[[ Data provided, beginning ]]

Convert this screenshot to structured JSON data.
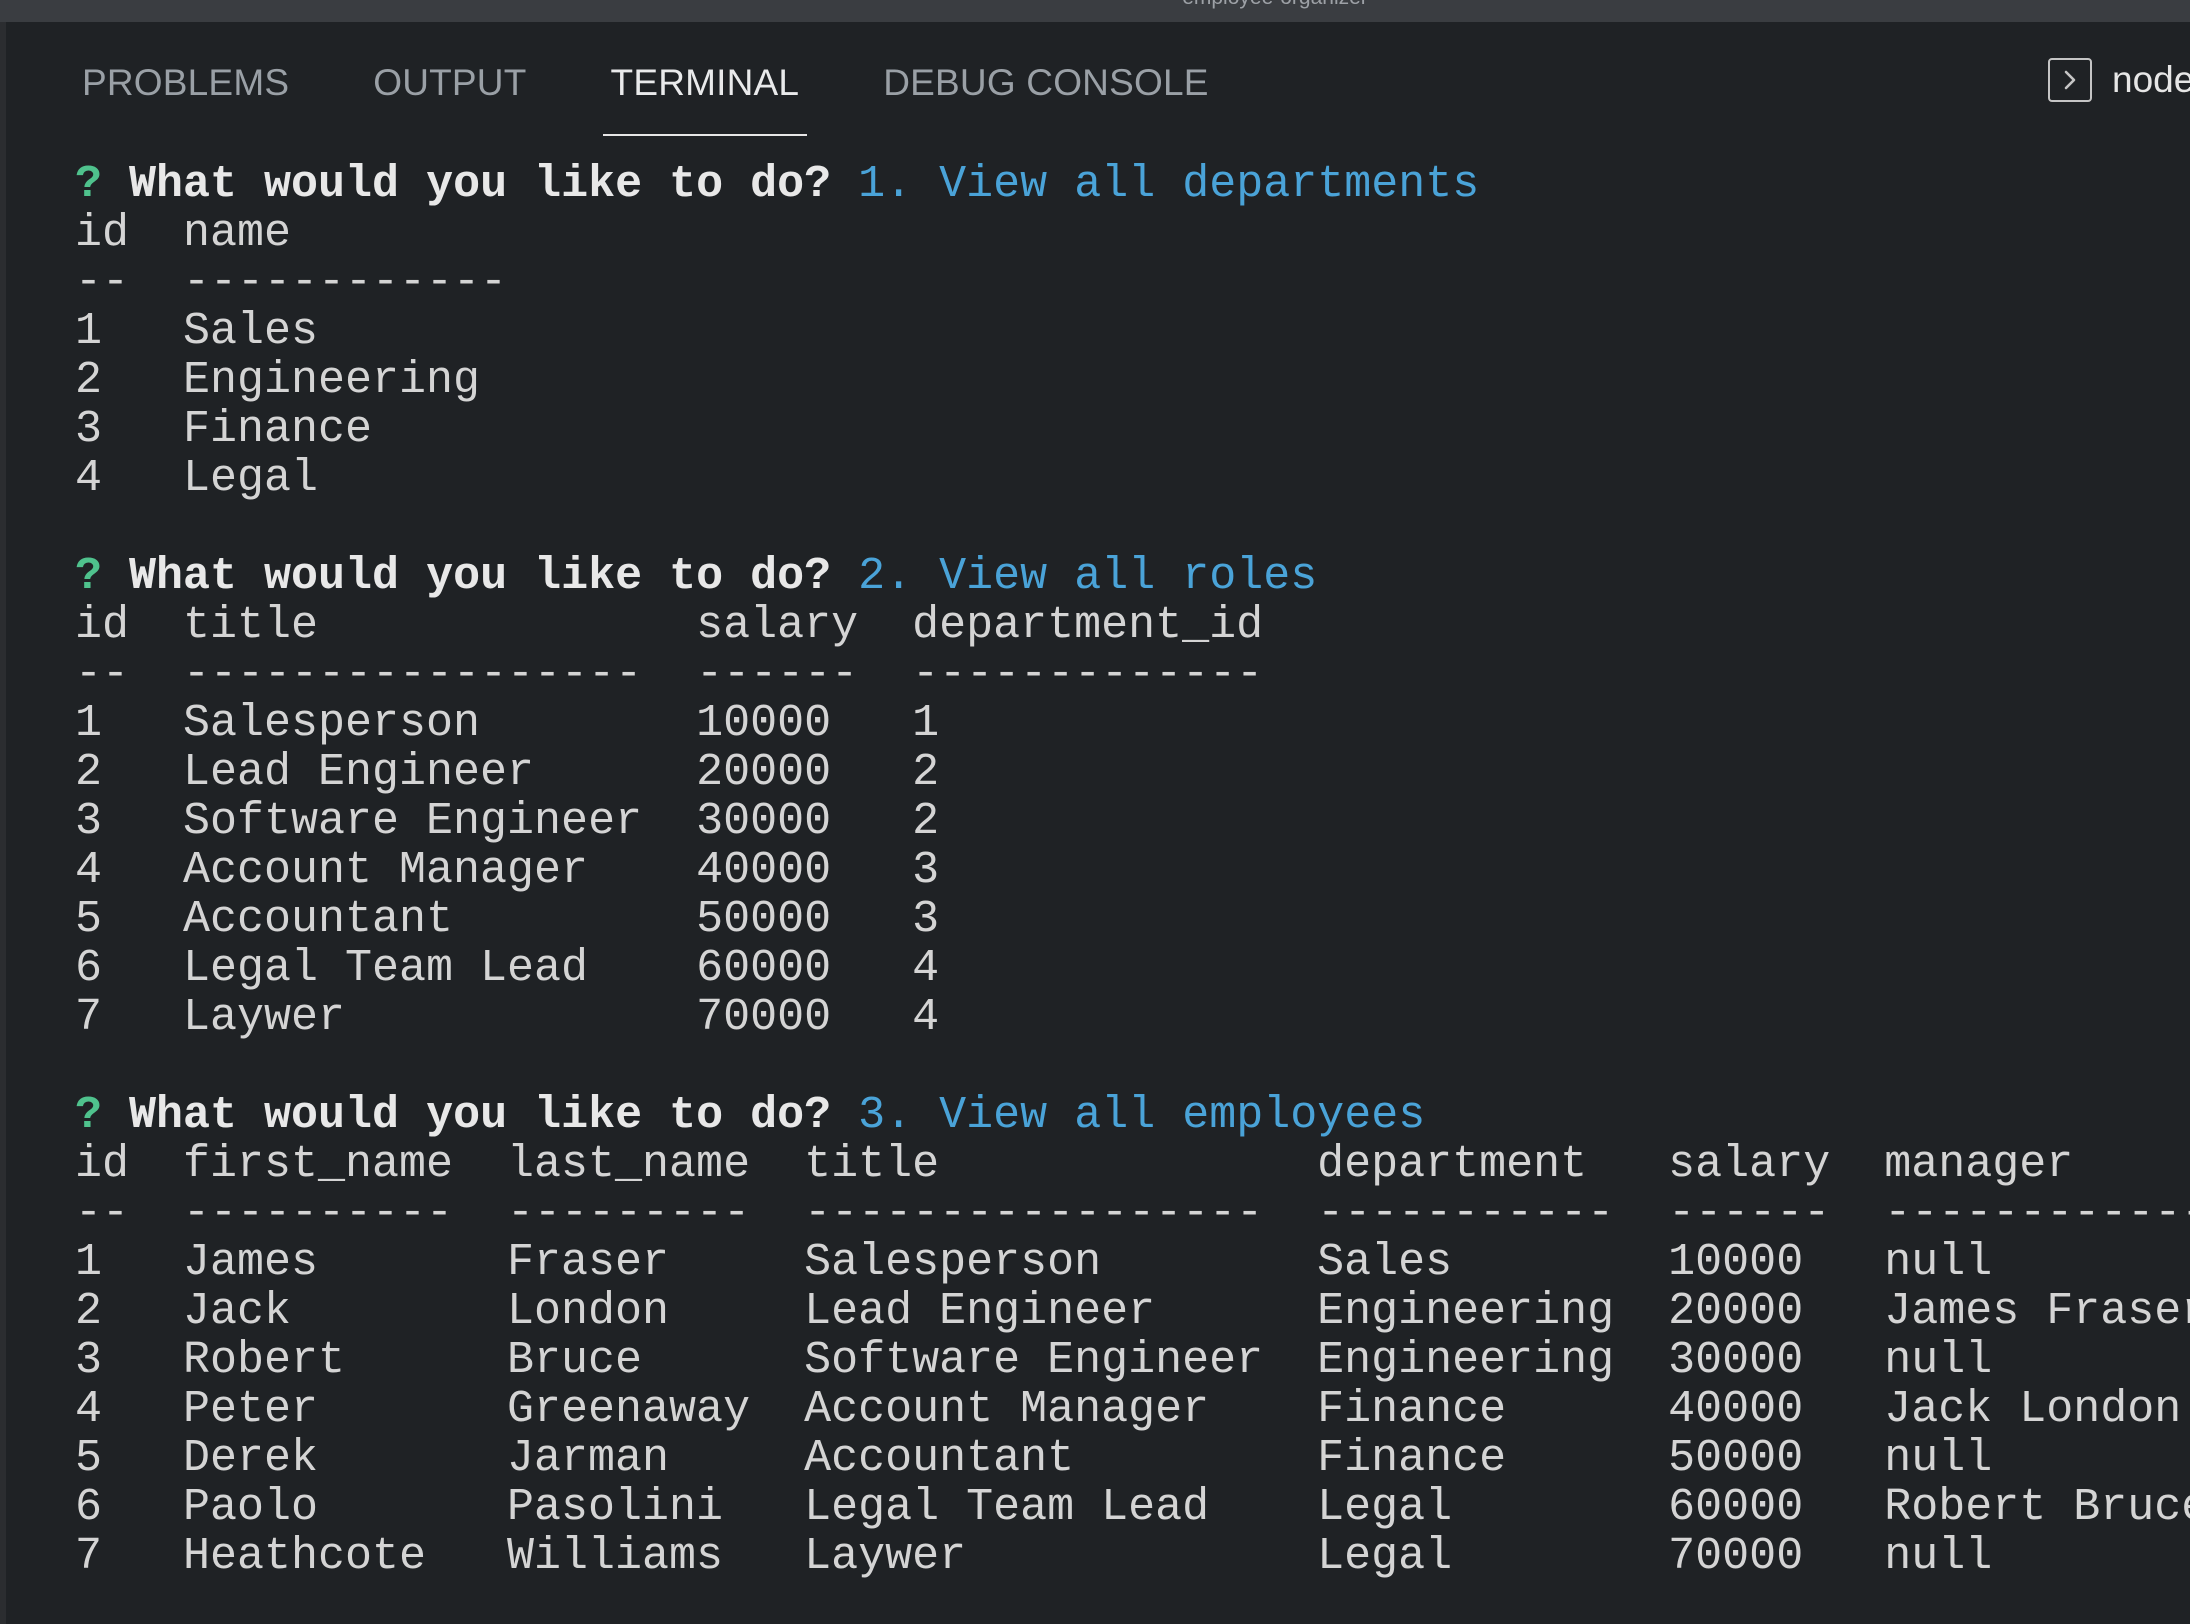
{
  "window": {
    "title": "employee-organizer"
  },
  "panel": {
    "tabs": [
      {
        "label": "PROBLEMS"
      },
      {
        "label": "OUTPUT"
      },
      {
        "label": "TERMINAL"
      },
      {
        "label": "DEBUG CONSOLE"
      }
    ],
    "terminal_selector": "node"
  },
  "sections": [
    {
      "question": "What would you like to do?",
      "answer": "1. View all departments",
      "columns": [
        "id",
        "name"
      ],
      "widths": [
        2,
        12
      ],
      "rows": [
        [
          "1",
          "Sales"
        ],
        [
          "2",
          "Engineering"
        ],
        [
          "3",
          "Finance"
        ],
        [
          "4",
          "Legal"
        ]
      ]
    },
    {
      "question": "What would you like to do?",
      "answer": "2. View all roles",
      "columns": [
        "id",
        "title",
        "salary",
        "department_id"
      ],
      "widths": [
        2,
        17,
        6,
        13
      ],
      "rows": [
        [
          "1",
          "Salesperson",
          "10000",
          "1"
        ],
        [
          "2",
          "Lead Engineer",
          "20000",
          "2"
        ],
        [
          "3",
          "Software Engineer",
          "30000",
          "2"
        ],
        [
          "4",
          "Account Manager",
          "40000",
          "3"
        ],
        [
          "5",
          "Accountant",
          "50000",
          "3"
        ],
        [
          "6",
          "Legal Team Lead",
          "60000",
          "4"
        ],
        [
          "7",
          "Laywer",
          "70000",
          "4"
        ]
      ]
    },
    {
      "question": "What would you like to do?",
      "answer": "3. View all employees",
      "columns": [
        "id",
        "first_name",
        "last_name",
        "title",
        "department",
        "salary",
        "manager"
      ],
      "widths": [
        2,
        10,
        9,
        17,
        11,
        6,
        12
      ],
      "rows": [
        [
          "1",
          "James",
          "Fraser",
          "Salesperson",
          "Sales",
          "10000",
          "null"
        ],
        [
          "2",
          "Jack",
          "London",
          "Lead Engineer",
          "Engineering",
          "20000",
          "James Fraser"
        ],
        [
          "3",
          "Robert",
          "Bruce",
          "Software Engineer",
          "Engineering",
          "30000",
          "null"
        ],
        [
          "4",
          "Peter",
          "Greenaway",
          "Account Manager",
          "Finance",
          "40000",
          "Jack London"
        ],
        [
          "5",
          "Derek",
          "Jarman",
          "Accountant",
          "Finance",
          "50000",
          "null"
        ],
        [
          "6",
          "Paolo",
          "Pasolini",
          "Legal Team Lead",
          "Legal",
          "60000",
          "Robert Bruce"
        ],
        [
          "7",
          "Heathcote",
          "Williams",
          "Laywer",
          "Legal",
          "70000",
          "null"
        ]
      ]
    }
  ]
}
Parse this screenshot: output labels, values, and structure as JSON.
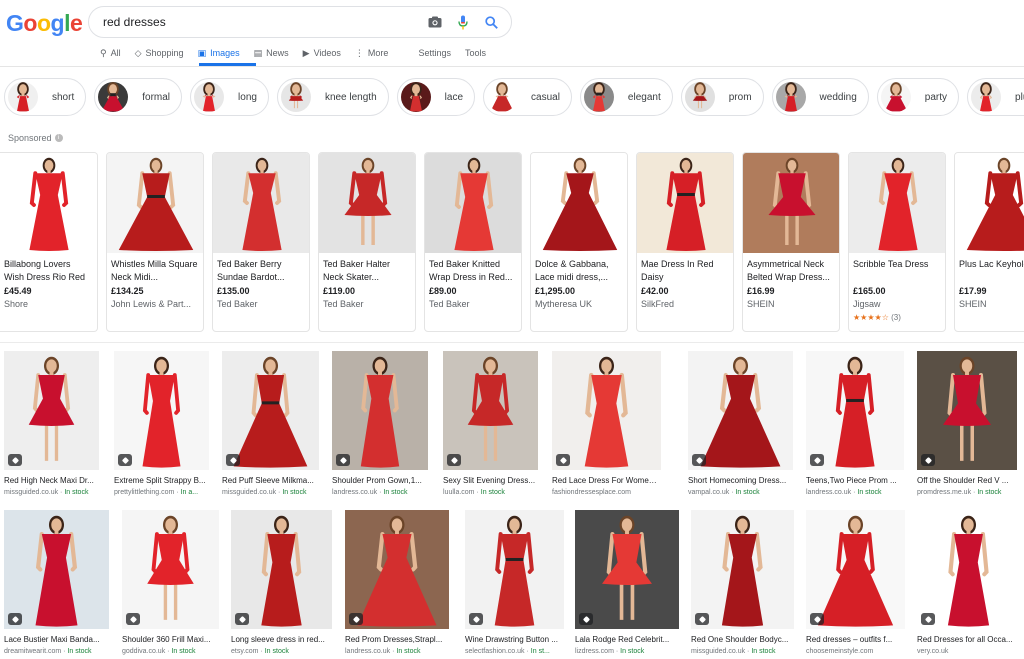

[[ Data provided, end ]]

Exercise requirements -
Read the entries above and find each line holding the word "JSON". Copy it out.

Solution for this task -
Convert this screenshot to structured JSON data.
Parse this screenshot: output labels, values, and structure as JSON.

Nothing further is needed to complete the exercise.